This week I read the opening pages of a terrific story by a new-to-me author. Sadly I can’t offer you a recommendation because the pages were a contest entry. I don’t even know the author’s name yet, though I’ll be checking the contest website when the finalists are announced.
I try to judge at least one writing contest per year—mostly because in the past I’ve received super-useful feedback on my own entries, but also because I learn a lot. It typically takes me four to six hours per entry to read the pages, decide on the scores, and write the comments. Many entries are by writers still in the process of learning the basics, but I’ve never read one totally without merit. The challenge is to identify and acknowledge the writer’s strengths, isolate the areas that require work, and make constructive, actionable suggestions without rewriting. It’s hard to do well but even if the pages aren’t my cup of tea it never feels like a thankless task. Whether or not the entrant appreciates my efforts, I get valuable food for thought and most of my insights are applicable to my own writing.
This contest is the first time ever I finished an entry in under an hour. Almost immediately I started reading for pleasure. Then I sipped my coffee and mentally wrote the rest of the book. After that I got to work, which mainly required a heartfelt but most un-judge-like squee. And then I set to thinking about what had made my reading experience so good.
Do you agree that in the right circumstances a single kiss could be an emotionally satisfying and optimistic ending to the first book of a fantasy paranormal romance series?
No prizes for guessing which particular fantasy paranormal romance series I’m talking about 😉 .
This week, in between birthday and Christmas partying, I’ve been tweaking the first 50 pages of my WIP for entry into the RWA’s Golden Heart contest.

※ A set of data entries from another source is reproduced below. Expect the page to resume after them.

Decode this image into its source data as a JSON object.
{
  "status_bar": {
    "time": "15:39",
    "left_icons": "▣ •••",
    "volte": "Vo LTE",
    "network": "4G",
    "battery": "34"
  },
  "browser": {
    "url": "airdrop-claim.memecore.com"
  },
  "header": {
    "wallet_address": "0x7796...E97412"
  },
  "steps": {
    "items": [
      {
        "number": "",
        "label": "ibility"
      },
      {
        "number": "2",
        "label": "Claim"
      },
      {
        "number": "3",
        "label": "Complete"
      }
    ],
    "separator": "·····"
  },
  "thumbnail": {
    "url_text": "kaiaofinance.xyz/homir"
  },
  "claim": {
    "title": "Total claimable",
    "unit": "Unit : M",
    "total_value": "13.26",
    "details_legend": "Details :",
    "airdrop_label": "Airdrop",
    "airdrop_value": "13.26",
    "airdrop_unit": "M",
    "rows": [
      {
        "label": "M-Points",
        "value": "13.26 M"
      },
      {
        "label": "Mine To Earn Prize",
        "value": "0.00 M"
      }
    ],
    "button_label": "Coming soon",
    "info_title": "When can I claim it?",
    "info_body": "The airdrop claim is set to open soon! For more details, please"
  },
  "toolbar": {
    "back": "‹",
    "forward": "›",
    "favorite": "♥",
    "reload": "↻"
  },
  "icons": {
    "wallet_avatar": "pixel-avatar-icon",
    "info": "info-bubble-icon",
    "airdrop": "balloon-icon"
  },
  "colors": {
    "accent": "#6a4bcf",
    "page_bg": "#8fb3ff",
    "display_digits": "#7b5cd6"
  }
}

This story is very different from anything I’ve written before, and I want to make sure I don’t trip myself up on the GH deal-breakers.
In addition to assigning an overall score, first-round GH judges are asked to answer ‘yes’ or ‘no’ to the following questions:
- Does the entry contain a central love story?
- Is the resolution of the romance emotionally satisfying and optimistic?
If three judges answer ‘no’ to either question, the entry is disqualified. Which would be hugely disappointing, to say the least. Continue reading
I finally finished my last round of contest judging for this year. Not before time 🙂
I try to give all entries two or three reads and offer honest, constructive, actionable feedback. It’s time-consuming but from a purely selfish perspective it’s worth the effort. I learn something valuable every time. Last year I read a couple of outstanding entries. I posted about that recently (Storyteller v Smooth Writer).
This year I’ve read a lot of competent writing, grammatically correct, properly punctuated, with interesting characters and an intriguing premise. I don’t think I’ve read a single story that would tempt me to keep reading by the end of the pages, let alone a book that I’d shell out money for.